Finance Minister Constantinos Petrides expects to see the Cyprus economy bounce back from the pandemic with 4.5% GDP growth in 2021 following a 5.5% contraction during last year’s health crisis.
Addressing Invest Cyprus 5th International Investors Summit on Thursday, the Minister said although making projections at a time of uncertainty as the pandemic poses risks, he argued there was good reason to expect the economy to rebound.
He said reasons behind the government’s optimism are “the substantial support measures” introduced.
Admitting that the country’s unemployment rate is currently high at 8%, he said it is expected to drop to 7% within the year.
“Public finances have seen a sharp increase in debt, but this has of course been the case in all EU Member States as support measures and health protection during the pandemic crisis had to be financed,” Petrides pointed out.
Public debt is expected to rise to 120% of the country’s GDP, up from 95% in 2019, due to increased government spending to shore up the economy, combined with reduced state revenue.
But he stressed the significant rise in public debt is attributed to high bond issuances to strengthen the government’s cash reserves which currently amount to 20% of GDP.
The Finance Minister argued the government has followed a “sane policy” while handling the crisis.

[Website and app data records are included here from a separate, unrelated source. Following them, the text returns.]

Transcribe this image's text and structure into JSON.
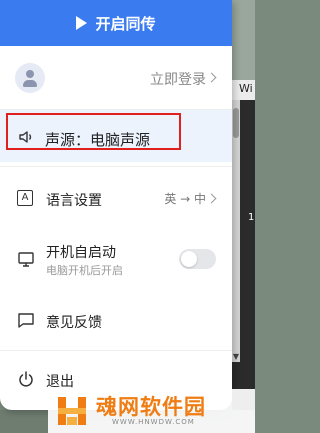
{
  "start_button": {
    "label": "开启同传",
    "icon": "play-icon"
  },
  "login": {
    "label": "立即登录",
    "icon": "avatar-icon"
  },
  "sound_source": {
    "label": "声源：电脑声源",
    "icon": "speaker-icon"
  },
  "language": {
    "label": "语言设置",
    "icon": "language-icon",
    "icon_glyph": "A",
    "value": "英 → 中"
  },
  "autostart": {
    "label": "开机自启动",
    "sublabel": "电脑开机后开启",
    "icon": "monitor-icon",
    "enabled": false
  },
  "feedback": {
    "label": "意见反馈",
    "icon": "message-icon"
  },
  "exit": {
    "label": "退出",
    "icon": "power-icon"
  },
  "background": {
    "window_label": "Wi",
    "side_number": "1"
  },
  "watermark": {
    "title": "魂网软件园",
    "url": "WWW.HNWDW.COM"
  },
  "colors": {
    "accent": "#3a7cf0",
    "highlight": "#e0201d",
    "watermark": "#ef7d14"
  }
}
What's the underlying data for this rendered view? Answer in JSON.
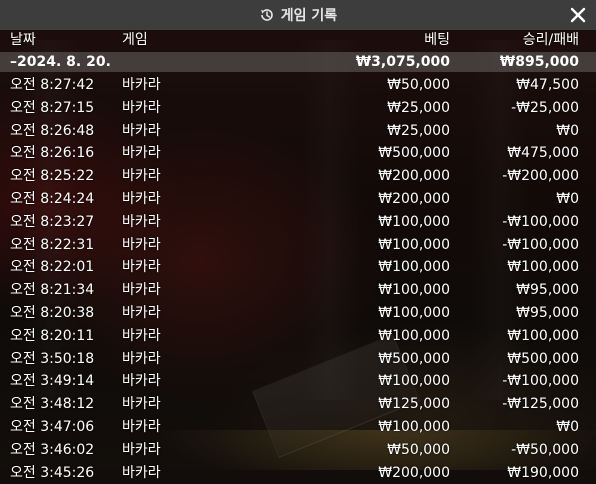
{
  "title": "게임 기록",
  "columns": {
    "date": "날짜",
    "game": "게임",
    "bet": "베팅",
    "winloss": "승리/패배"
  },
  "total": {
    "date": "–2024. 8. 20.",
    "bet": "₩3,075,000",
    "winloss": "₩895,000"
  },
  "rows": [
    {
      "time": "오전 8:27:42",
      "game": "바카라",
      "bet": "₩50,000",
      "winloss": "₩47,500"
    },
    {
      "time": "오전 8:27:15",
      "game": "바카라",
      "bet": "₩25,000",
      "winloss": "-₩25,000"
    },
    {
      "time": "오전 8:26:48",
      "game": "바카라",
      "bet": "₩25,000",
      "winloss": "₩0"
    },
    {
      "time": "오전 8:26:16",
      "game": "바카라",
      "bet": "₩500,000",
      "winloss": "₩475,000"
    },
    {
      "time": "오전 8:25:22",
      "game": "바카라",
      "bet": "₩200,000",
      "winloss": "-₩200,000"
    },
    {
      "time": "오전 8:24:24",
      "game": "바카라",
      "bet": "₩200,000",
      "winloss": "₩0"
    },
    {
      "time": "오전 8:23:27",
      "game": "바카라",
      "bet": "₩100,000",
      "winloss": "-₩100,000"
    },
    {
      "time": "오전 8:22:31",
      "game": "바카라",
      "bet": "₩100,000",
      "winloss": "-₩100,000"
    },
    {
      "time": "오전 8:22:01",
      "game": "바카라",
      "bet": "₩100,000",
      "winloss": "₩100,000"
    },
    {
      "time": "오전 8:21:34",
      "game": "바카라",
      "bet": "₩100,000",
      "winloss": "₩95,000"
    },
    {
      "time": "오전 8:20:38",
      "game": "바카라",
      "bet": "₩100,000",
      "winloss": "₩95,000"
    },
    {
      "time": "오전 8:20:11",
      "game": "바카라",
      "bet": "₩100,000",
      "winloss": "₩100,000"
    },
    {
      "time": "오전 3:50:18",
      "game": "바카라",
      "bet": "₩500,000",
      "winloss": "₩500,000"
    },
    {
      "time": "오전 3:49:14",
      "game": "바카라",
      "bet": "₩100,000",
      "winloss": "-₩100,000"
    },
    {
      "time": "오전 3:48:12",
      "game": "바카라",
      "bet": "₩125,000",
      "winloss": "-₩125,000"
    },
    {
      "time": "오전 3:47:06",
      "game": "바카라",
      "bet": "₩100,000",
      "winloss": "₩0"
    },
    {
      "time": "오전 3:46:02",
      "game": "바카라",
      "bet": "₩50,000",
      "winloss": "-₩50,000"
    },
    {
      "time": "오전 3:45:26",
      "game": "바카라",
      "bet": "₩200,000",
      "winloss": "₩190,000"
    }
  ],
  "icons": {
    "history": "history-icon",
    "close": "close-icon"
  },
  "colors": {
    "titlebar": "#3d3d3d",
    "total_row": "#6b6b6b",
    "text": "#ffffff"
  }
}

“Credit rating agencies have praised Cyprus for keeping public finances at this level”.
“Our policy is to place public debt on a declining trend as of 2021 onwards, expecting public debt to decline to around 98 per cent of GDP by 2023,” said Petrides.
He said that despite the pandemic setback, the government’s priorities have not changed.
“That is achieving macroeconomic stability, implementing prudent fiscal policies, ensuring financial stability, and establishing a competitive business climate, as well as a friendly regulatory environment of a high standard.”
Looking forward, the Finance Minister said that the government aims to fully exploit newly established European instruments such as “the “Recovery and Resilience Facility”, providing a mix of grants and loans to member states.
“This is expected to be instrumental in the revamping and the resilience of our economy, including actions related to the green and digital economy.
“We believe the additional funds, up to €1 bln allocated to Cyprus, will be key for our economy to become more competitive on the global economic stage.”